Below, you can see a single stickered pile of timbers. This pile of timbers is the entire PCEI Artist's Studio frame! Rafters, posts, beams, sill plates, and top plates are all there!

The timber with the painted ends is the large, curved beam made from American Elm from East City Park here in Moscow.

Humidity in the shop is very high (91%) mainly due to: 1) poor ventilation 2) a leaking roof 3) these green timbers releasing their moisture. Fortunately, it is cold enough to prevent mold growth on the timbers. Just to be sure, I use a box fan to constantly circulate air around the stickered timbers. Even with the high ambient humidity, this helps the wood dry and stay mold free by alleviating stagnant air.


I like my pegs (treenails) a certain way. I do not like tapered pegs. They look bad, as you can see gaps in the peg and peg hole. Even when drawbored, they have a tendency to get pushed back out as the wood settles and shrinks.
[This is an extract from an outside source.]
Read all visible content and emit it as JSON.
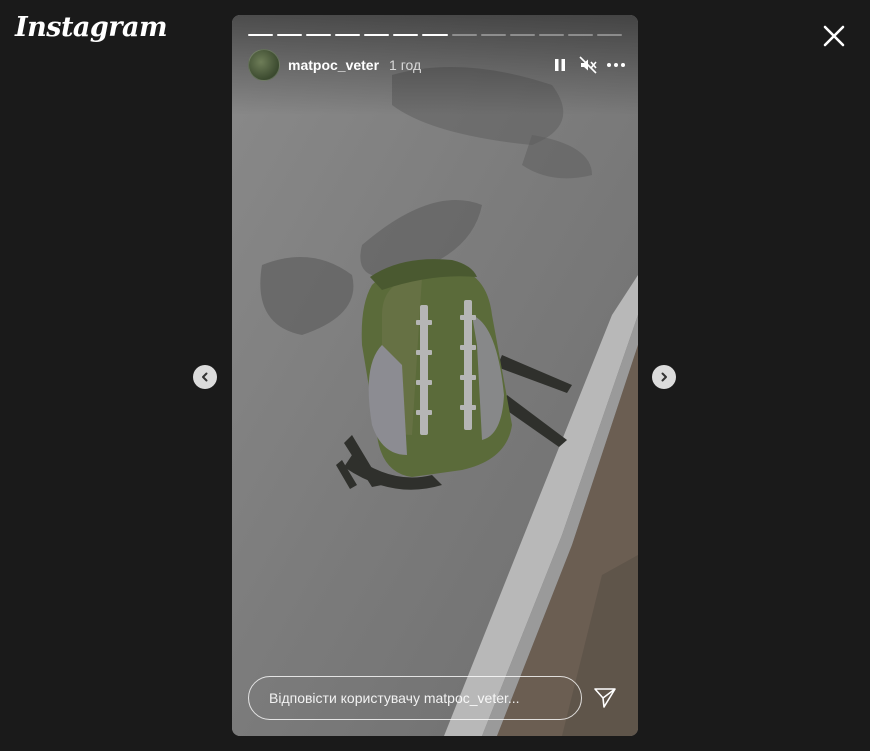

They are traditional, and have their place, but I don't like them.

Perfectly round dowels would look good, but they don't work. Pounding a 1" dowel into a 1" hole during raising day sounds miserable. The peg will invariably seize up, especially with variations in humidity and shrinking, etc.

I prefer octagonal 1" diameter hardwood pegs where the pointy edges of the octagon are approx 0.06"-0.08" wider than the .99" wide, flat surfaces of the octagon. The idea is that the sharp edges will dig into the sides of the peg hole but will not seize. The peg hole is completely filled, and the peg itself looks nice.

For previous projects, I bought precision-made white oak pegs from Grand Oaks Timber Framing in Tennessee. I've been very happy with these. However, I found a source of octagonal pegs, exactly how I like them, from Cabin Creek Timber Frames in North Carolina. They sell Octagonal pegs in either Walnut or Locust. I bought 100 Locust pegs from them and I'm really pleased.

The locust pegs are in the box. The white oak pegs are in the bucket.

Locust on the left, white oak on the right:

Locust on the top, white oak on the bottom. Tapering an end with a sander helps drive the peg (and looks good). I like how the locust pegs are tapered on both ends, allowing the timber framer to decide which side to drive in first.

We'll use these beautiful locust pegs for the PCEI Artist's Studio.